• Problem details:
The entries below are to be reproduced in full, exactly as written.

_ _ _ _ _

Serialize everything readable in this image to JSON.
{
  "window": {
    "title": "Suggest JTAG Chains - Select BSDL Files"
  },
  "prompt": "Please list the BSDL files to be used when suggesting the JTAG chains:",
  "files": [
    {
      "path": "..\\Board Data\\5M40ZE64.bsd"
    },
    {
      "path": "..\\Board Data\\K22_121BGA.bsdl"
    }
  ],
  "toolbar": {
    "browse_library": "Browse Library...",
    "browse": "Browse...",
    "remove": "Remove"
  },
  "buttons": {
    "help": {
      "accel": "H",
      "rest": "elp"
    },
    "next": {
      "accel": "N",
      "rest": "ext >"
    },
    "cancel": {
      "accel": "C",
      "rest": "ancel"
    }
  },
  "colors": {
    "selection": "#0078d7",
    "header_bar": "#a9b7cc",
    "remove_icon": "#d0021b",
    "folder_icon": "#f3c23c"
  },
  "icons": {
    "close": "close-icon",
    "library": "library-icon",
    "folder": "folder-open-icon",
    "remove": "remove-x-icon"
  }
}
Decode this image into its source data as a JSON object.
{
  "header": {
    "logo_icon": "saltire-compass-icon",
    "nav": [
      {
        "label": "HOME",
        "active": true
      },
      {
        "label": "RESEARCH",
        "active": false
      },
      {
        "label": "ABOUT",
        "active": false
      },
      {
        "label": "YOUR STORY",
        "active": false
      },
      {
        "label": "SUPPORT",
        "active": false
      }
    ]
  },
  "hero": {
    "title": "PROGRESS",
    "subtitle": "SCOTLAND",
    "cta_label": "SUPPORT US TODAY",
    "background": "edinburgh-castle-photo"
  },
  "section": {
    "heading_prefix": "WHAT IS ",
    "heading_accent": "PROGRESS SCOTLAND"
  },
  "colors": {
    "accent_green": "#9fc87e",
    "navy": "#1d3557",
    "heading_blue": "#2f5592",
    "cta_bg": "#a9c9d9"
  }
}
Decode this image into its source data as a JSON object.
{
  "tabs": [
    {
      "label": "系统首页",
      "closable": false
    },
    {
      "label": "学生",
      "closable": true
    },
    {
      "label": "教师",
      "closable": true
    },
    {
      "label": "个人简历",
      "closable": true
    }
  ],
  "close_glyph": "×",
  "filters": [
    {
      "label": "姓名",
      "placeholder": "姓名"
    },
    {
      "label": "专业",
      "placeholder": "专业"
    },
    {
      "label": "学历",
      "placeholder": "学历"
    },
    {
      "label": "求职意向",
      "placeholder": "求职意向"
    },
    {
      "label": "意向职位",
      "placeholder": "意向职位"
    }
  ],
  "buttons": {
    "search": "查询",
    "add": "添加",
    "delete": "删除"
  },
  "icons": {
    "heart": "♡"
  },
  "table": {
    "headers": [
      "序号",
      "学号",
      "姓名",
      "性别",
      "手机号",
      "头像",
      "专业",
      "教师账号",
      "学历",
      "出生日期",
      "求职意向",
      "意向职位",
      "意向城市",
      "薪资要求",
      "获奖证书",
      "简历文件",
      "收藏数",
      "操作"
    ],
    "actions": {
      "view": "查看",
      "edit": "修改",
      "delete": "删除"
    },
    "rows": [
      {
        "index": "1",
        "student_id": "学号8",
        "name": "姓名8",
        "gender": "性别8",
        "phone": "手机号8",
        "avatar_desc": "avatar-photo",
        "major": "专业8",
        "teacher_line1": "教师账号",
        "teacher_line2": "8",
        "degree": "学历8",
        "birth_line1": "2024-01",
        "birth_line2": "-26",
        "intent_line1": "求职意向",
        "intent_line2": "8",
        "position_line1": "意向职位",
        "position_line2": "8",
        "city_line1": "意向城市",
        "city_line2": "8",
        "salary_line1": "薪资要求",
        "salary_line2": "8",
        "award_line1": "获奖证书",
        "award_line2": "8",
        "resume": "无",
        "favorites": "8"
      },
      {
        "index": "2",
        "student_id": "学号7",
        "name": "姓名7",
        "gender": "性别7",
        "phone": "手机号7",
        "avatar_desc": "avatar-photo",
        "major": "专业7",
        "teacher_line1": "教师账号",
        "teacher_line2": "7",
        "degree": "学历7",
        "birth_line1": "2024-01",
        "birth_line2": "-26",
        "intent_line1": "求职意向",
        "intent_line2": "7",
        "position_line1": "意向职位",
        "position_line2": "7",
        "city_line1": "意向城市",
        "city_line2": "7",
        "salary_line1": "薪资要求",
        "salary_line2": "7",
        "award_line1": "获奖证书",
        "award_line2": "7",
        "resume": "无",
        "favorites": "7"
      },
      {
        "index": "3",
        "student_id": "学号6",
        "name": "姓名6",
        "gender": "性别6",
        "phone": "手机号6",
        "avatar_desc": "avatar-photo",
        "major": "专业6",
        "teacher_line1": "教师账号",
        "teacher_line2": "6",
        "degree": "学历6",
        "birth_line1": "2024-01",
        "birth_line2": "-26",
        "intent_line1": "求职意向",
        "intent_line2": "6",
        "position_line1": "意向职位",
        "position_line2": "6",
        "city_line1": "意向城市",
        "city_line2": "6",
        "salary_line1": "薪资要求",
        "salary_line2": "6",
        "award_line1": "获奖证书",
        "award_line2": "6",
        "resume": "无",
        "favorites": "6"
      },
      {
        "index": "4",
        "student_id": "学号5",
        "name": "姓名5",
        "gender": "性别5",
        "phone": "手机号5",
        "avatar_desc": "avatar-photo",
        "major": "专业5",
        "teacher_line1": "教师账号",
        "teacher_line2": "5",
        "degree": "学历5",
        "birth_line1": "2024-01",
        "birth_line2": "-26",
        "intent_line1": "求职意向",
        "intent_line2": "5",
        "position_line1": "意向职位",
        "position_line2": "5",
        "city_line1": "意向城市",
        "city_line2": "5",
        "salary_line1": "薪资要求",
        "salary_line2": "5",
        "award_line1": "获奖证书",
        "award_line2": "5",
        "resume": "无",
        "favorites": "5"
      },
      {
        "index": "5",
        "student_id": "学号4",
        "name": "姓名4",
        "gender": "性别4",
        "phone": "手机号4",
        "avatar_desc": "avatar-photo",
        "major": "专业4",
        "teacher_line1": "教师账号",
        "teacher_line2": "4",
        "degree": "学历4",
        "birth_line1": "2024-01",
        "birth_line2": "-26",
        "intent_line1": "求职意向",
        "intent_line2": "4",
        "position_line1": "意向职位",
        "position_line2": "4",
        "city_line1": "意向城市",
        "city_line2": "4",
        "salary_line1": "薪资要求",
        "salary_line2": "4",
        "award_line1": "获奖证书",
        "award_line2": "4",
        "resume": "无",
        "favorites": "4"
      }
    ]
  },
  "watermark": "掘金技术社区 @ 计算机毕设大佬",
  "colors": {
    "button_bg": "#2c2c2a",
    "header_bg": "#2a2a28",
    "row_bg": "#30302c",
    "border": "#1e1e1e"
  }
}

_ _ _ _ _

• Answer for the task:
Serialize everything readable in this image to JSON.
{
  "window": {
    "title": "Suggest JTAG Chains - Select BSDL Files"
  },
  "prompt": "Please list the BSDL files to be used when suggesting the JTAG chains:",
  "files": [
    {
      "path": "..\\Board Data\\5M40ZE64.bsd"
    },
    {
      "path": "..\\Board Data\\K22_121BGA.bsdl"
    }
  ],
  "toolbar": {
    "browse_library": "Browse Library...",
    "browse": "Browse...",
    "remove": "Remove"
  },
  "buttons": {
    "help": {
      "accel": "H",
      "rest": "elp"
    },
    "next": {
      "accel": "N",
      "rest": "ext >"
    },
    "cancel": {
      "accel": "C",
      "rest": "ancel"
    }
  },
  "colors": {
    "selection": "#0078d7",
    "header_bar": "#a9b7cc",
    "remove_icon": "#d0021b",
    "folder_icon": "#f3c23c"
  },
  "icons": {
    "close": "close-icon",
    "library": "library-icon",
    "folder": "folder-open-icon",
    "remove": "remove-x-icon"
  }
}
Decode this image into its source data as a JSON object.
{
  "header": {
    "logo_icon": "saltire-compass-icon",
    "nav": [
      {
        "label": "HOME",
        "active": true
      },
      {
        "label": "RESEARCH",
        "active": false
      },
      {
        "label": "ABOUT",
        "active": false
      },
      {
        "label": "YOUR STORY",
        "active": false
      },
      {
        "label": "SUPPORT",
        "active": false
      }
    ]
  },
  "hero": {
    "title": "PROGRESS",
    "subtitle": "SCOTLAND",
    "cta_label": "SUPPORT US TODAY",
    "background": "edinburgh-castle-photo"
  },
  "section": {
    "heading_prefix": "WHAT IS ",
    "heading_accent": "PROGRESS SCOTLAND"
  },
  "colors": {
    "accent_green": "#9fc87e",
    "navy": "#1d3557",
    "heading_blue": "#2f5592",
    "cta_bg": "#a9c9d9"
  }
}
Decode this image into its source data as a JSON object.
{
  "tabs": [
    {
      "label": "系统首页",
      "closable": false
    },
    {
      "label": "学生",
      "closable": true
    },
    {
      "label": "教师",
      "closable": true
    },
    {
      "label": "个人简历",
      "closable": true
    }
  ],
  "close_glyph": "×",
  "filters": [
    {
      "label": "姓名",
      "placeholder": "姓名"
    },
    {
      "label": "专业",
      "placeholder": "专业"
    },
    {
      "label": "学历",
      "placeholder": "学历"
    },
    {
      "label": "求职意向",
      "placeholder": "求职意向"
    },
    {
      "label": "意向职位",
      "placeholder": "意向职位"
    }
  ],
  "buttons": {
    "search": "查询",
    "add": "添加",
    "delete": "删除"
  },
  "icons": {
    "heart": "♡"
  },
  "table": {
    "headers": [
      "序号",
      "学号",
      "姓名",
      "性别",
      "手机号",
      "头像",
      "专业",
      "教师账号",
      "学历",
      "出生日期",
      "求职意向",
      "意向职位",
      "意向城市",
      "薪资要求",
      "获奖证书",
      "简历文件",
      "收藏数",
      "操作"
    ],
    "actions": {
      "view": "查看",
      "edit": "修改",
      "delete": "删除"
    },
    "rows": [
      {
        "index": "1",
        "student_id": "学号8",
        "name": "姓名8",
        "gender": "性别8",
        "phone": "手机号8",
        "avatar_desc": "avatar-photo",
        "major": "专业8",
        "teacher_line1": "教师账号",
        "teacher_line2": "8",
        "degree": "学历8",
        "birth_line1": "2024-01",
        "birth_line2": "-26",
        "intent_line1": "求职意向",
        "intent_line2": "8",
        "position_line1": "意向职位",
        "position_line2": "8",
        "city_line1": "意向城市",
        "city_line2": "8",
        "salary_line1": "薪资要求",
        "salary_line2": "8",
        "award_line1": "获奖证书",
        "award_line2": "8",
        "resume": "无",
        "favorites": "8"
      },
      {
        "index": "2",
        "student_id": "学号7",
        "name": "姓名7",
        "gender": "性别7",
        "phone": "手机号7",
        "avatar_desc": "avatar-photo",
        "major": "专业7",
        "teacher_line1": "教师账号",
        "teacher_line2": "7",
        "degree": "学历7",
        "birth_line1": "2024-01",
        "birth_line2": "-26",
        "intent_line1": "求职意向",
        "intent_line2": "7",
        "position_line1": "意向职位",
        "position_line2": "7",
        "city_line1": "意向城市",
        "city_line2": "7",
        "salary_line1": "薪资要求",
        "salary_line2": "7",
        "award_line1": "获奖证书",
        "award_line2": "7",
        "resume": "无",
        "favorites": "7"
      },
      {
        "index": "3",
        "student_id": "学号6",
        "name": "姓名6",
        "gender": "性别6",
        "phone": "手机号6",
        "avatar_desc": "avatar-photo",
        "major": "专业6",
        "teacher_line1": "教师账号",
        "teacher_line2": "6",
        "degree": "学历6",
        "birth_line1": "2024-01",
        "birth_line2": "-26",
        "intent_line1": "求职意向",
        "intent_line2": "6",
        "position_line1": "意向职位",
        "position_line2": "6",
        "city_line1": "意向城市",
        "city_line2": "6",
        "salary_line1": "薪资要求",
        "salary_line2": "6",
        "award_line1": "获奖证书",
        "award_line2": "6",
        "resume": "无",
        "favorites": "6"
      },
      {
        "index": "4",
        "student_id": "学号5",
        "name": "姓名5",
        "gender": "性别5",
        "phone": "手机号5",
        "avatar_desc": "avatar-photo",
        "major": "专业5",
        "teacher_line1": "教师账号",
        "teacher_line2": "5",
        "degree": "学历5",
        "birth_line1": "2024-01",
        "birth_line2": "-26",
        "intent_line1": "求职意向",
        "intent_line2": "5",
        "position_line1": "意向职位",
        "position_line2": "5",
        "city_line1": "意向城市",
        "city_line2": "5",
        "salary_line1": "薪资要求",
        "salary_line2": "5",
        "award_line1": "获奖证书",
        "award_line2": "5",
        "resume": "无",
        "favorites": "5"
      },
      {
        "index": "5",
        "student_id": "学号4",
        "name": "姓名4",
        "gender": "性别4",
        "phone": "手机号4",
        "avatar_desc": "avatar-photo",
        "major": "专业4",
        "teacher_line1": "教师账号",
        "teacher_line2": "4",
        "degree": "学历4",
        "birth_line1": "2024-01",
        "birth_line2": "-26",
        "intent_line1": "求职意向",
        "intent_line2": "4",
        "position_line1": "意向职位",
        "position_line2": "4",
        "city_line1": "意向城市",
        "city_line2": "4",
        "salary_line1": "薪资要求",
        "salary_line2": "4",
        "award_line1": "获奖证书",
        "award_line2": "4",
        "resume": "无",
        "favorites": "4"
      }
    ]
  },
  "watermark": "掘金技术社区 @ 计算机毕设大佬",
  "colors": {
    "button_bg": "#2c2c2a",
    "header_bg": "#2a2a28",
    "row_bg": "#30302c",
    "border": "#1e1e1e"
  }
}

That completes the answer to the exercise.